An article in today’s Observer describes a batch of Sassoon manuscripts, coming up for sale at a London auction-house.
The poems seem mostly to be from the twenties, but the article describes a hitherto-unknown draft of ‘Atrocities’, his poem about the brutal killing of German prisoners, and claims that Sassoon toned down his first draft for publication:
The original version of the poem includes the phrases “you’re great at murder” and “gulp their blood in ghoulish dreams”, which were later deleted.
I’d want to see the whole draft to be sure, but I doubt that was self-censorship, but just the ordinary task of a poet, revising to get the tone right. These phrases are more melodramatic than the final version, and probably less successful at defining the men they are describing.
The article gives as an example of toning down:
After his first stanza’s description of “butchered” prisoners, the printed second stanza reads: “How did you do them in? …” But in the draft, Sassoon wrote: “How did you kill them? …”
Surely the colloquial ‘do them in’ is stronger than ‘kill them’, not weaker, because it presents the language of the killers for our inspection, and invites the reader to look beyond the euphemism.
The letter accompanying the draft may be of more interest than the draft itself. In it:
Sassoon voices despair at “Canadians & Australians airing their exploits in the murder line”, adding: “I know of very atrocious cases. Only the other day an officer of a Scotch regiment … was regaling me with stories of how his chaps put bombs in prisoners’ pockets & then shoved them into shell-holes full of water. But of course these things aren’t atrocities when we do them. Nevertheless, they are an indictment of war – some people can’t help being like that when they are out there.”
‘Atrocities’ exists in several versions – and Sassoon may have had mixed feelings about it, since it is not included in the Collected Poems (first published in 1947, enlarged in 1961, and paperbacked more recently by Faber, with no indication that it is less than complete). It was only reinstated into the Sassoon canon in 1983, by Rupert Hart-Davis, in his edition of The War Poems.
Here it is:
You told me, in your drunken-boasting mood,
How once you butchered prisoners. That was good!
I’m sure you felt no pity while they stood

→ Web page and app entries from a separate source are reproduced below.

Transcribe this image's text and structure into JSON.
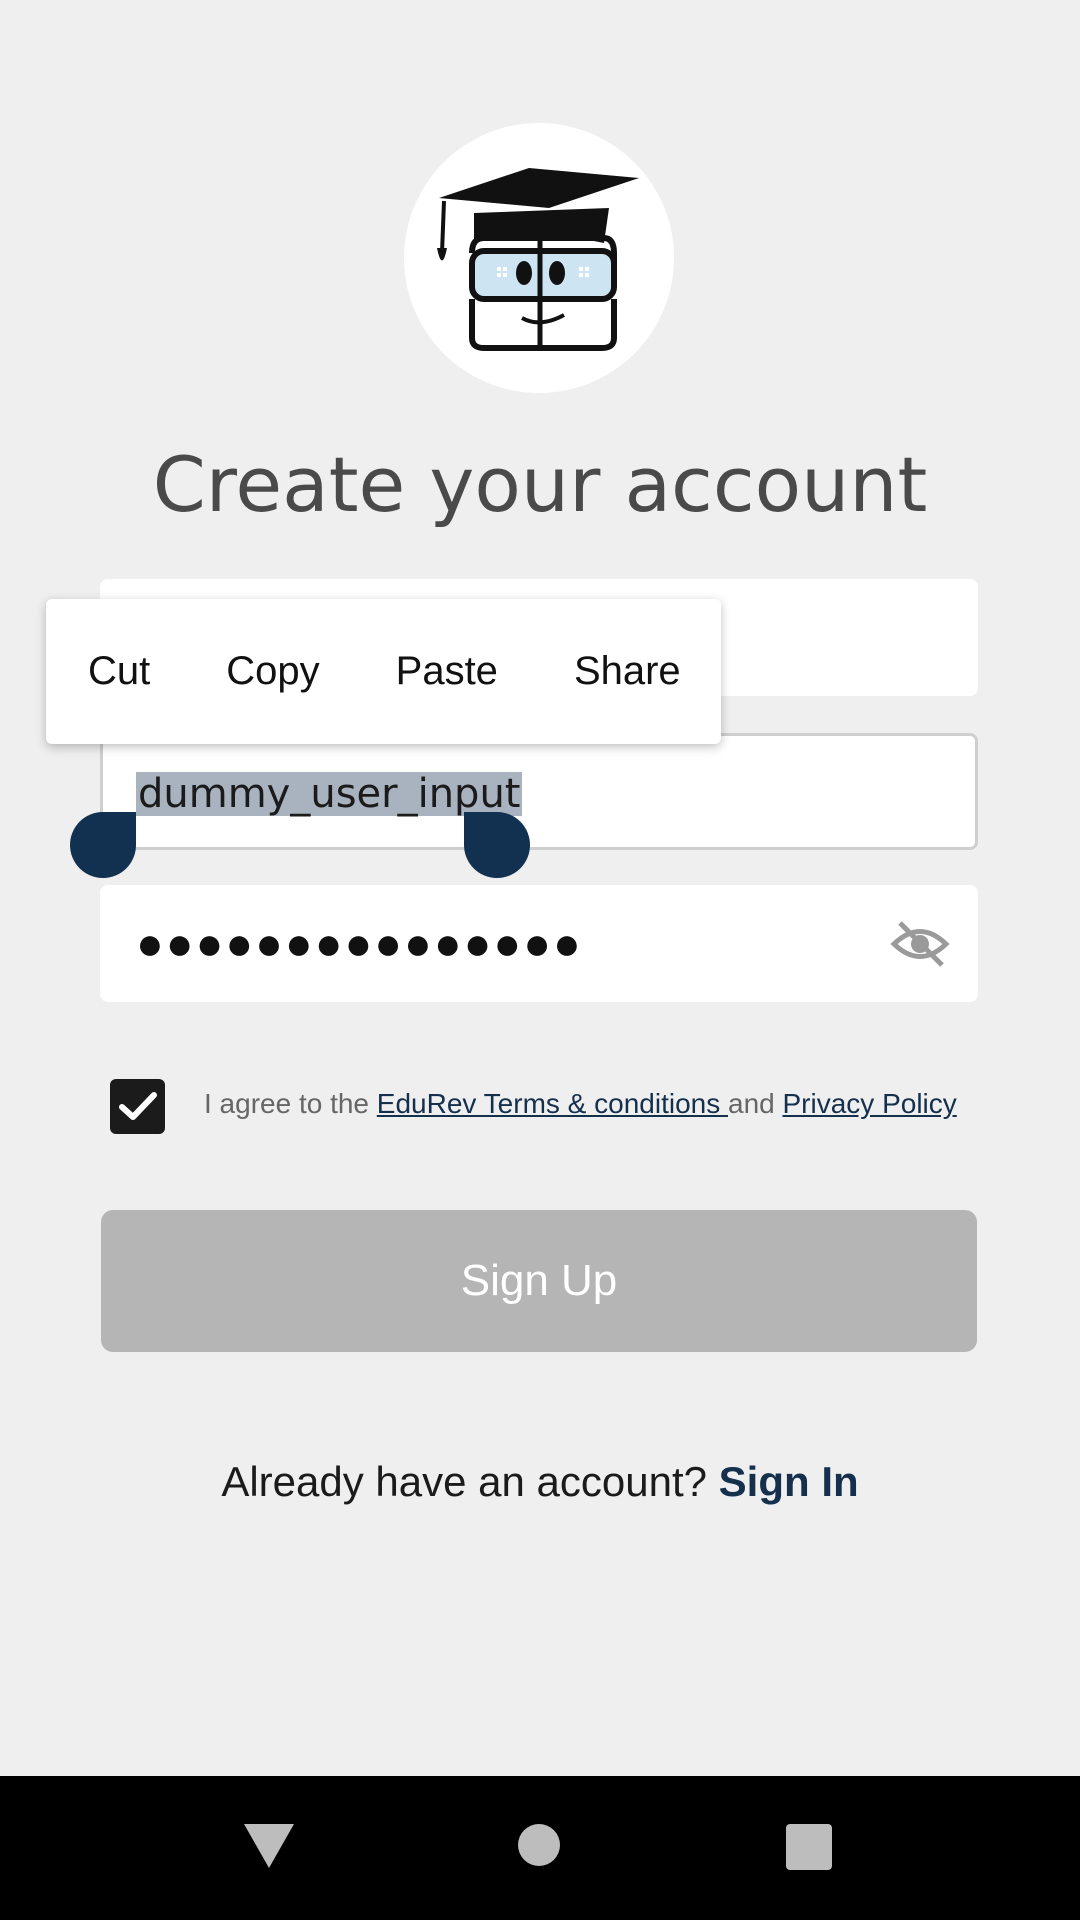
{
  "page_title": "Create your account",
  "fields": {
    "name": {
      "value": ""
    },
    "username": {
      "value": "dummy_user_input"
    },
    "password": {
      "value": "●●●●●●●●●●●●●●●"
    }
  },
  "context_menu": {
    "items": [
      "Cut",
      "Copy",
      "Paste",
      "Share"
    ]
  },
  "agreement": {
    "checked": true,
    "prefix": "I agree to the ",
    "terms_link": "EduRev Terms & conditions ",
    "middle": "and ",
    "privacy_link": "Privacy Policy"
  },
  "signup_button": {
    "label": "Sign Up"
  },
  "signin": {
    "prompt": "Already have an account? ",
    "link": "Sign In"
  },
  "colors": {
    "accent": "#14304d",
    "background": "#efefef",
    "button_disabled": "#b5b5b5"
  },
  "icons": {
    "logo": "edurev-mascot-logo",
    "password_toggle": "eye-off-icon",
    "nav_back": "triangle-back-icon",
    "nav_home": "circle-home-icon",
    "nav_recents": "square-recents-icon"
  }
}
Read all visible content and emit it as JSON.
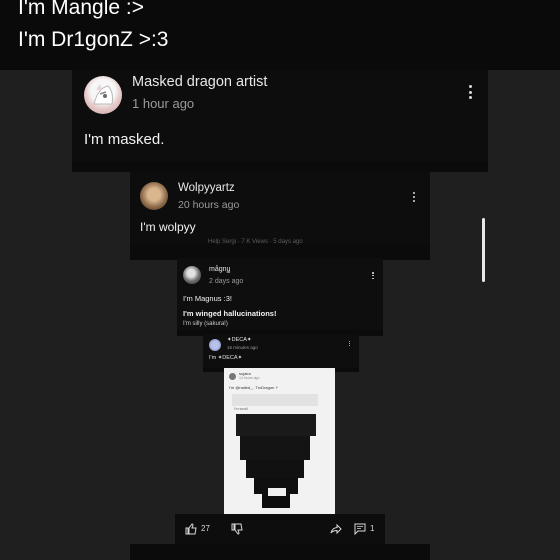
{
  "overlay": {
    "line1": "I'm Mangle :>",
    "line2": "I'm Dr1gonZ >:3"
  },
  "comments": [
    {
      "author": "Masked dragon artist",
      "time": "1 hour ago",
      "text": "I'm masked."
    },
    {
      "author": "Wolpyyartz",
      "time": "20 hours ago",
      "text": "I'm wolpyy",
      "faint": "Help Sergi · 7 K Views · 5 days ago"
    },
    {
      "author": "mågnu͇",
      "time": "2 days ago",
      "text": "I'm Magnus :3!",
      "bold": "I'm winged hallucinations!",
      "faint": "I'm silly (sakura!)"
    },
    {
      "author": "✦DECA✦",
      "time": "16 minutes ago",
      "text": "I'm ✦DECA✦"
    }
  ],
  "nested": {
    "author": "sujaira",
    "time": "14 hours ago",
    "text": "I'm @nailed_.. TrxDragon ⚡",
    "inner": "I'm small"
  },
  "actions": {
    "like_count": "27",
    "reply_count": "1"
  }
}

Patient and cowed and scared, as prisoners should.
How did you do them in? Come, don’t be shy:
You know I love to hear how Germans die,
Downstairs in dug-outs. “Camerad!” they cry;
Then squeal like stoats when bombs begin to fly.
* * * * *
And you? I know your record. You went sick
When orders looked unwholesome: then, with trick
And lie, you wangled home. And here you are,
Still talking big and boozing in a bar.
Why might Sassoon have cut this poem from his collected works? Maybe because of the last four lines.
The first eight give a graphic and very effective picture of the drunken boaster, his cruelty and his macho attitudes. The end of the poem, though, takes a different tack. Now, rather than criticising the soldier for being too macho, he attacks him for being not manly enough, for dodging the front line when ‘orders looked unwholesome’. It’s the conventional cliché that the bully is under his bluster bound to be a coward, which is by no means always true, I think. It draws a very conventional contrast between the ‘good’ soldier who suffers and endures, and the ‘bad’ one who swaggers – once again, something of a cliché.
Some novelists of the twenties dealt with the murder of prisoners more subtly. In Wilfrid Ewart’s Way of Revelation (1921) for instance, Eric is presented as the exemplary soldier, until this worrying passage:
When the platoon sergeant inquired what he should do with his prisoners, Eric said:
“They’re a couple of the swine who fire the minenwerfer, I suppose. Do what you like with ‘em!”
“Oh, send ‘em down to Brigade Headquarters, Eric -” protested Adrian.
“Come along!” said his company-commander, cutting him short. “They’re no use to us.”
The platoon-sergeant laughed.
Passing back that way half-an-hour later, they found the Germans lying dead in the trench…
The passage makes the reader uneasy about Eric, but elsewhere in the novel he has been presented as the ideal soldier, instinctively taking to the military life, which his friend Adrian finds it difficult to adapt to. Ewart presents us with a moral paradox: this sort of gung-ho and cruel attitude is nasty, but is what you find in the kind of man who is going to win the war. Sassoon avoids this difficulty in his poem, by presenting the committer of the atrocities as a poor soldier and as a coward. Yet that letter suggests that it was the Canadians and Australians who did the boasting that offended him – and he must have known that these were renowned as the most effective soldiers under British command (partly because the Dominion forces contained many ex-soldiers who had settled in Canada and Australia after leaving the Army, and had returned to the colours in 1914, with much more military experience behind them than the average English battalion). Could the Allies have won the War without them?